E-discovery, on the other hand, is the electronic aspect of identifying, collecting and producing electronically stored information in response to a request for production in a lawsuit or investigation. Let’s say if the CEO’s email account is compromised. The CEO usually has access to business sensitive information, perhaps even customer records.
This is where e-discovery can help to simplify the process of assessing the importance of the information accessed by the attacker, and to also determine the PII that has been accessed. It is particularly important for emails and other unstructured data, where it’s difficult to know the number of exact data breaches.
What are the steps organisations should take to protect their data and be better prepared for cyber-attacks? What are the technologies they should invest in and why?
Amanda: Overall, companies will need to enhance efforts to update their legacy systems and adopt modern ways of buying, developing and implementing technology in order to be better equipped to manage a cyber-attack. If companies didn’t see the value in cloud solutions before 2020 and the work-from-home paradigm shift caused by the Covid-19 pandemic, they likely do now.
As many businesses were forced to quickly make the shift to remote work, cloud and software-as-a-service (SaaS) proved their utility, versatility and scalability many times over. This practical demonstration will continue to accelerate the adoption of cloud and SaaS going forward. Additionally, integrated AI and machine learning tools and capabilities that augment a company’s security posture will become increasingly important for cost and time efficiencies.
Eddie: Organisations should know what data is important to them in order to protect it – client information, business/partner information, company sensitive information. It is up to the organisations to define what we call the ‘crown jewels.’ They also need to determine how to govern this data – think about who can access the data, how to protect and manage the lifecycle of the data.
In terms of accessing data, many technologies can help with governance, as well as in defining access levels and permission rights; these tools and others can help the company manage the data lifecycle from creation to destruction.

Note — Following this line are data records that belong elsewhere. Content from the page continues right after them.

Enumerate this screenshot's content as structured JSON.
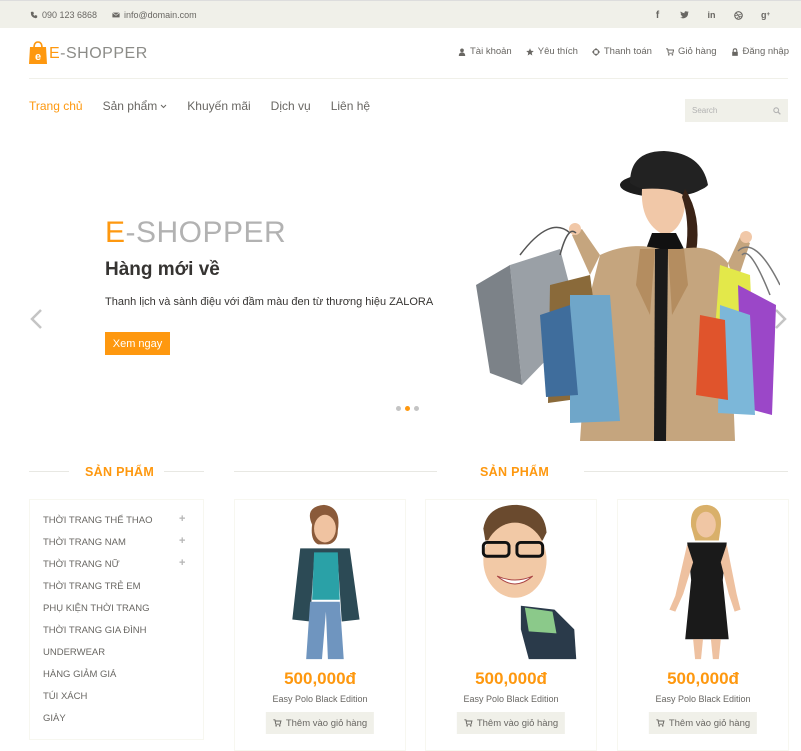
{
  "topbar": {
    "phone": "090 123 6868",
    "email": "info@domain.com",
    "socials": [
      "facebook-icon",
      "twitter-icon",
      "linkedin-icon",
      "dribbble-icon",
      "google-plus-icon"
    ]
  },
  "logo": {
    "e": "E",
    "rest": "-SHOPPER"
  },
  "usermenu": [
    {
      "label": "Tài khoản",
      "icon": "user-icon"
    },
    {
      "label": "Yêu thích",
      "icon": "star-icon"
    },
    {
      "label": "Thanh toán",
      "icon": "crosshairs-icon"
    },
    {
      "label": "Giỏ hàng",
      "icon": "cart-icon"
    },
    {
      "label": "Đăng nhập",
      "icon": "lock-icon"
    }
  ],
  "nav": [
    {
      "label": "Trang chủ",
      "active": true
    },
    {
      "label": "Sản phẩm",
      "dropdown": true
    },
    {
      "label": "Khuyến mãi"
    },
    {
      "label": "Dịch vụ"
    },
    {
      "label": "Liên hệ"
    }
  ],
  "search": {
    "placeholder": "Search"
  },
  "slider": {
    "title_e": "E",
    "title_rest": "-SHOPPER",
    "subtitle": "Hàng mới về",
    "description": "Thanh lịch và sành điệu với đầm màu đen từ thương hiệu ZALORA",
    "button": "Xem ngay"
  },
  "sidebar": {
    "title": "SẢN PHẨM",
    "categories": [
      {
        "label": "Thời trang thể thao",
        "expandable": true
      },
      {
        "label": "Thời trang nam",
        "expandable": true
      },
      {
        "label": "Thời trang nữ",
        "expandable": true
      },
      {
        "label": "Thời trang trẻ em"
      },
      {
        "label": "Phụ kiện thời trang"
      },
      {
        "label": "Thời trang gia đình"
      },
      {
        "label": "Underwear"
      },
      {
        "label": "Hàng giảm giá"
      },
      {
        "label": "Túi xách"
      },
      {
        "label": "Giày"
      }
    ]
  },
  "products_section": {
    "title": "SẢN PHẨM",
    "items": [
      {
        "price": "500,000đ",
        "name": "Easy Polo Black Edition",
        "button": "Thêm vào giỏ hàng"
      },
      {
        "price": "500,000đ",
        "name": "Easy Polo Black Edition",
        "button": "Thêm vào giỏ hàng"
      },
      {
        "price": "500,000đ",
        "name": "Easy Polo Black Edition",
        "button": "Thêm vào giỏ hàng"
      }
    ]
  },
  "colors": {
    "accent": "#fe980f",
    "bar": "#f0f0e9",
    "text": "#696763"
  }
}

KPMG has been a frontrunner in expanding cloud capabilities for professional services in the region. We are the first company to offer RelativityOne, a cloud solution, in Singapore. E-discovery services have been a key driver of growth for our firm. With a platform on the cloud, organisations can upload data wherever they are, using their given credentials. They can also access PII and business sensitive information across geographies which can be critical in managing and anticipating cyber incidents.
As the boundaries between the digital world and physical blur, organisations need to understand the threats they face, how to defend against them and how to respond quickly and effectively if something happens. We offer a wide range of cyber services that address companies’ concerns.
These encompass maturity and risk assessments, threat modelling, vulnerability assessments, penetration testing, compliance audits, threat hunting, red or purple teaming, cyber security exercises, incident response and training.
Amanda: Creating and improving your organisation’s security posture is a team effort. No one tool or one person can be responsible for ensuring your data remains safe; it takes every employee, every system, every application to be in sync and aligned with your mission. The task can be daunting but it’s not one you’ll go at alone. Many outside parties, like Relativity’s Calder7 security team and our partners at KPMG are here to help.
Eddie Toh is a Partner and Head of Forensic Technology Asia Pacific at KPMG in Singapore, while Amanda Fennell is Chief Security Officer and Chief Information Officer at Relativity.